ABOUT THIS TASK:
When you answer, restate the entries below without altering anything.

Website and app data records:
************

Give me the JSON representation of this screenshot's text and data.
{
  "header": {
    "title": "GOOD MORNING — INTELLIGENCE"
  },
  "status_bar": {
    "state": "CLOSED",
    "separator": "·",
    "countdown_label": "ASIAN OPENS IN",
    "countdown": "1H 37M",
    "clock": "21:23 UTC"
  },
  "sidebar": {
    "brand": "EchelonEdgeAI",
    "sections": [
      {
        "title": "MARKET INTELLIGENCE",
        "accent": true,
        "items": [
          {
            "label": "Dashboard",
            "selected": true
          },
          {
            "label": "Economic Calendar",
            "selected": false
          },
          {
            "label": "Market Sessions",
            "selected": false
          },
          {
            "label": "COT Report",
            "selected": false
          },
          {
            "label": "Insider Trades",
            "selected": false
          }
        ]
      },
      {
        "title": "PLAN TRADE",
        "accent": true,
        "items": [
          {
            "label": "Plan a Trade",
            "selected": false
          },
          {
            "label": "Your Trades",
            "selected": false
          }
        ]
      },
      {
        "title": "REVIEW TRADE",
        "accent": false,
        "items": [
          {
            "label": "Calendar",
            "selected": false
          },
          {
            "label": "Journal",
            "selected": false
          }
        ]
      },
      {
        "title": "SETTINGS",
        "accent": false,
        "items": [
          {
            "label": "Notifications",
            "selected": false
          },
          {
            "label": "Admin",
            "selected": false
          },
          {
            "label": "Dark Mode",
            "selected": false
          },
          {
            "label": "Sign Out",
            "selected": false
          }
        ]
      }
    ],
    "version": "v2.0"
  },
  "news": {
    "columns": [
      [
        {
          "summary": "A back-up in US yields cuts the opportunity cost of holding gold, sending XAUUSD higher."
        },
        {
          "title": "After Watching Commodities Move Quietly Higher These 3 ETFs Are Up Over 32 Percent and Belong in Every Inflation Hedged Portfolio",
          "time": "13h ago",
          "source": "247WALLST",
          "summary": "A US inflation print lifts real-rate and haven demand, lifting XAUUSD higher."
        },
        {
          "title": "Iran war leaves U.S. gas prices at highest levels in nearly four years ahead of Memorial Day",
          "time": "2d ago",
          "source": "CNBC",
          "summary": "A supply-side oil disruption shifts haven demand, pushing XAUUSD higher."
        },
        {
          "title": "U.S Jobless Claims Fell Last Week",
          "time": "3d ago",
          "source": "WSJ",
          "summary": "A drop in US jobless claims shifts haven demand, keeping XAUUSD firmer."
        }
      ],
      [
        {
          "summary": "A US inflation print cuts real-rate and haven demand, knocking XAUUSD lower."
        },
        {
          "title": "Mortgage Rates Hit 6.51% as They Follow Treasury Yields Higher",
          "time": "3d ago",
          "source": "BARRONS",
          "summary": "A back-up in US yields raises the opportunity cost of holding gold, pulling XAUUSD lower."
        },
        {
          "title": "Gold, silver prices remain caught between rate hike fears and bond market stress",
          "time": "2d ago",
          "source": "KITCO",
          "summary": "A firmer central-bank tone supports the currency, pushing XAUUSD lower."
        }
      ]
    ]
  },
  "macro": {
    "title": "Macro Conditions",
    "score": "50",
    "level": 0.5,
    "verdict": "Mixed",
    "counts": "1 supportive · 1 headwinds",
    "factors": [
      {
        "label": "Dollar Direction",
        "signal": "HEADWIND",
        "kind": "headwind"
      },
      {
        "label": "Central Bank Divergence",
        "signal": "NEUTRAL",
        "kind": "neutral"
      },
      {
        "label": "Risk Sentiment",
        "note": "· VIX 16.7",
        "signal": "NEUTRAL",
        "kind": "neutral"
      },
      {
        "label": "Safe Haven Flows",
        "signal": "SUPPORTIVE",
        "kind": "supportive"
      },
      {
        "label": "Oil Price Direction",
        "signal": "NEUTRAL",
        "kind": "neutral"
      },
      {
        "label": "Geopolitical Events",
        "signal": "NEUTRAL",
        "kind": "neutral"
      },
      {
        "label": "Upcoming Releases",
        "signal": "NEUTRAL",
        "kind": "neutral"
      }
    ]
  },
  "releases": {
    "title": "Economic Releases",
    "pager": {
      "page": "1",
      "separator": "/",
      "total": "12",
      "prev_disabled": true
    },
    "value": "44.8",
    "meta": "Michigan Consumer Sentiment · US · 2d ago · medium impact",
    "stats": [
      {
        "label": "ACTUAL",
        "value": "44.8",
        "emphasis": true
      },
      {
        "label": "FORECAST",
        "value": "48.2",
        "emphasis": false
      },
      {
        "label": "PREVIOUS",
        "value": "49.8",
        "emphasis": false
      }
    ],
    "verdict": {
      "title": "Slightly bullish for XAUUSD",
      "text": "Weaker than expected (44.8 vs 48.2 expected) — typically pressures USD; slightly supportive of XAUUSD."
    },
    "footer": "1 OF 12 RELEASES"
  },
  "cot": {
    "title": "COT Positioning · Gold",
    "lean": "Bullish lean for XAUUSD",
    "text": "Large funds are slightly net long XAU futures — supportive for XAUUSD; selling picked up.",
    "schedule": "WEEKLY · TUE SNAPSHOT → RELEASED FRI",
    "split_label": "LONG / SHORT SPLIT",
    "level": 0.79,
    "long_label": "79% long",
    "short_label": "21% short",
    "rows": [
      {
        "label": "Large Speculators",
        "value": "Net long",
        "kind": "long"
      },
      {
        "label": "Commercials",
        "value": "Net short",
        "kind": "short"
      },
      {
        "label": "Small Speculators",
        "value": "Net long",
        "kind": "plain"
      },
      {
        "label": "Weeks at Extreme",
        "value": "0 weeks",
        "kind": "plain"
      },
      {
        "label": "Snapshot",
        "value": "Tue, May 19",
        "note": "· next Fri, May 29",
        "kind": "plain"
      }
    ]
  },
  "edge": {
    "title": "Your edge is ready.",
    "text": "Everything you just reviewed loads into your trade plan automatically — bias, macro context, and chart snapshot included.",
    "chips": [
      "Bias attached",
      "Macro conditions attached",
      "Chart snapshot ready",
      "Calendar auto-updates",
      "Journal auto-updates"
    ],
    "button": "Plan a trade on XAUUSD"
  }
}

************

TASK RESPONSE:
Give me the JSON representation of this screenshot's text and data.
{
  "header": {
    "title": "GOOD MORNING — INTELLIGENCE"
  },
  "status_bar": {
    "state": "CLOSED",
    "separator": "·",
    "countdown_label": "ASIAN OPENS IN",
    "countdown": "1H 37M",
    "clock": "21:23 UTC"
  },
  "sidebar": {
    "brand": "EchelonEdgeAI",
    "sections": [
      {
        "title": "MARKET INTELLIGENCE",
        "accent": true,
        "items": [
          {
            "label": "Dashboard",
            "selected": true
          },
          {
            "label": "Economic Calendar",
            "selected": false
          },
          {
            "label": "Market Sessions",
            "selected": false
          },
          {
            "label": "COT Report",
            "selected": false
          },
          {
            "label": "Insider Trades",
            "selected": false
          }
        ]
      },
      {
        "title": "PLAN TRADE",
        "accent": true,
        "items": [
          {
            "label": "Plan a Trade",
            "selected": false
          },
          {
            "label": "Your Trades",
            "selected": false
          }
        ]
      },
      {
        "title": "REVIEW TRADE",
        "accent": false,
        "items": [
          {
            "label": "Calendar",
            "selected": false
          },
          {
            "label": "Journal",
            "selected": false
          }
        ]
      },
      {
        "title": "SETTINGS",
        "accent": false,
        "items": [
          {
            "label": "Notifications",
            "selected": false
          },
          {
            "label": "Admin",
            "selected": false
          },
          {
            "label": "Dark Mode",
            "selected": false
          },
          {
            "label": "Sign Out",
            "selected": false
          }
        ]
      }
    ],
    "version": "v2.0"
  },
  "news": {
    "columns": [
      [
        {
          "summary": "A back-up in US yields cuts the opportunity cost of holding gold, sending XAUUSD higher."
        },
        {
          "title": "After Watching Commodities Move Quietly Higher These 3 ETFs Are Up Over 32 Percent and Belong in Every Inflation Hedged Portfolio",
          "time": "13h ago",
          "source": "247WALLST",
          "summary": "A US inflation print lifts real-rate and haven demand, lifting XAUUSD higher."
        },
        {
          "title": "Iran war leaves U.S. gas prices at highest levels in nearly four years ahead of Memorial Day",
          "time": "2d ago",
          "source": "CNBC",
          "summary": "A supply-side oil disruption shifts haven demand, pushing XAUUSD higher."
        },
        {
          "title": "U.S Jobless Claims Fell Last Week",
          "time": "3d ago",
          "source": "WSJ",
          "summary": "A drop in US jobless claims shifts haven demand, keeping XAUUSD firmer."
        }
      ],
      [
        {
          "summary": "A US inflation print cuts real-rate and haven demand, knocking XAUUSD lower."
        },
        {
          "title": "Mortgage Rates Hit 6.51% as They Follow Treasury Yields Higher",
          "time": "3d ago",
          "source": "BARRONS",
          "summary": "A back-up in US yields raises the opportunity cost of holding gold, pulling XAUUSD lower."
        },
        {
          "title": "Gold, silver prices remain caught between rate hike fears and bond market stress",
          "time": "2d ago",
          "source": "KITCO",
          "summary": "A firmer central-bank tone supports the currency, pushing XAUUSD lower."
        }
      ]
    ]
  },
  "macro": {
    "title": "Macro Conditions",
    "score": "50",
    "level": 0.5,
    "verdict": "Mixed",
    "counts": "1 supportive · 1 headwinds",
    "factors": [
      {
        "label": "Dollar Direction",
        "signal": "HEADWIND",
        "kind": "headwind"
      },
      {
        "label": "Central Bank Divergence",
        "signal": "NEUTRAL",
        "kind": "neutral"
      },
      {
        "label": "Risk Sentiment",
        "note": "· VIX 16.7",
        "signal": "NEUTRAL",
        "kind": "neutral"
      },
      {
        "label": "Safe Haven Flows",
        "signal": "SUPPORTIVE",
        "kind": "supportive"
      },
      {
        "label": "Oil Price Direction",
        "signal": "NEUTRAL",
        "kind": "neutral"
      },
      {
        "label": "Geopolitical Events",
        "signal": "NEUTRAL",
        "kind": "neutral"
      },
      {
        "label": "Upcoming Releases",
        "signal": "NEUTRAL",
        "kind": "neutral"
      }
    ]
  },
  "releases": {
    "title": "Economic Releases",
    "pager": {
      "page": "1",
      "separator": "/",
      "total": "12",
      "prev_disabled": true
    },
    "value": "44.8",
    "meta": "Michigan Consumer Sentiment · US · 2d ago · medium impact",
    "stats": [
      {
        "label": "ACTUAL",
        "value": "44.8",
        "emphasis": true
      },
      {
        "label": "FORECAST",
        "value": "48.2",
        "emphasis": false
      },
      {
        "label": "PREVIOUS",
        "value": "49.8",
        "emphasis": false
      }
    ],
    "verdict": {
      "title": "Slightly bullish for XAUUSD",
      "text": "Weaker than expected (44.8 vs 48.2 expected) — typically pressures USD; slightly supportive of XAUUSD."
    },
    "footer": "1 OF 12 RELEASES"
  },
  "cot": {
    "title": "COT Positioning · Gold",
    "lean": "Bullish lean for XAUUSD",
    "text": "Large funds are slightly net long XAU futures — supportive for XAUUSD; selling picked up.",
    "schedule": "WEEKLY · TUE SNAPSHOT → RELEASED FRI",
    "split_label": "LONG / SHORT SPLIT",
    "level": 0.79,
    "long_label": "79% long",
    "short_label": "21% short",
    "rows": [
      {
        "label": "Large Speculators",
        "value": "Net long",
        "kind": "long"
      },
      {
        "label": "Commercials",
        "value": "Net short",
        "kind": "short"
      },
      {
        "label": "Small Speculators",
        "value": "Net long",
        "kind": "plain"
      },
      {
        "label": "Weeks at Extreme",
        "value": "0 weeks",
        "kind": "plain"
      },
      {
        "label": "Snapshot",
        "value": "Tue, May 19",
        "note": "· next Fri, May 29",
        "kind": "plain"
      }
    ]
  },
  "edge": {
    "title": "Your edge is ready.",
    "text": "Everything you just reviewed loads into your trade plan automatically — bias, macro context, and chart snapshot included.",
    "chips": [
      "Bias attached",
      "Macro conditions attached",
      "Chart snapshot ready",
      "Calendar auto-updates",
      "Journal auto-updates"
    ],
    "button": "Plan a trade on XAUUSD"
  }
}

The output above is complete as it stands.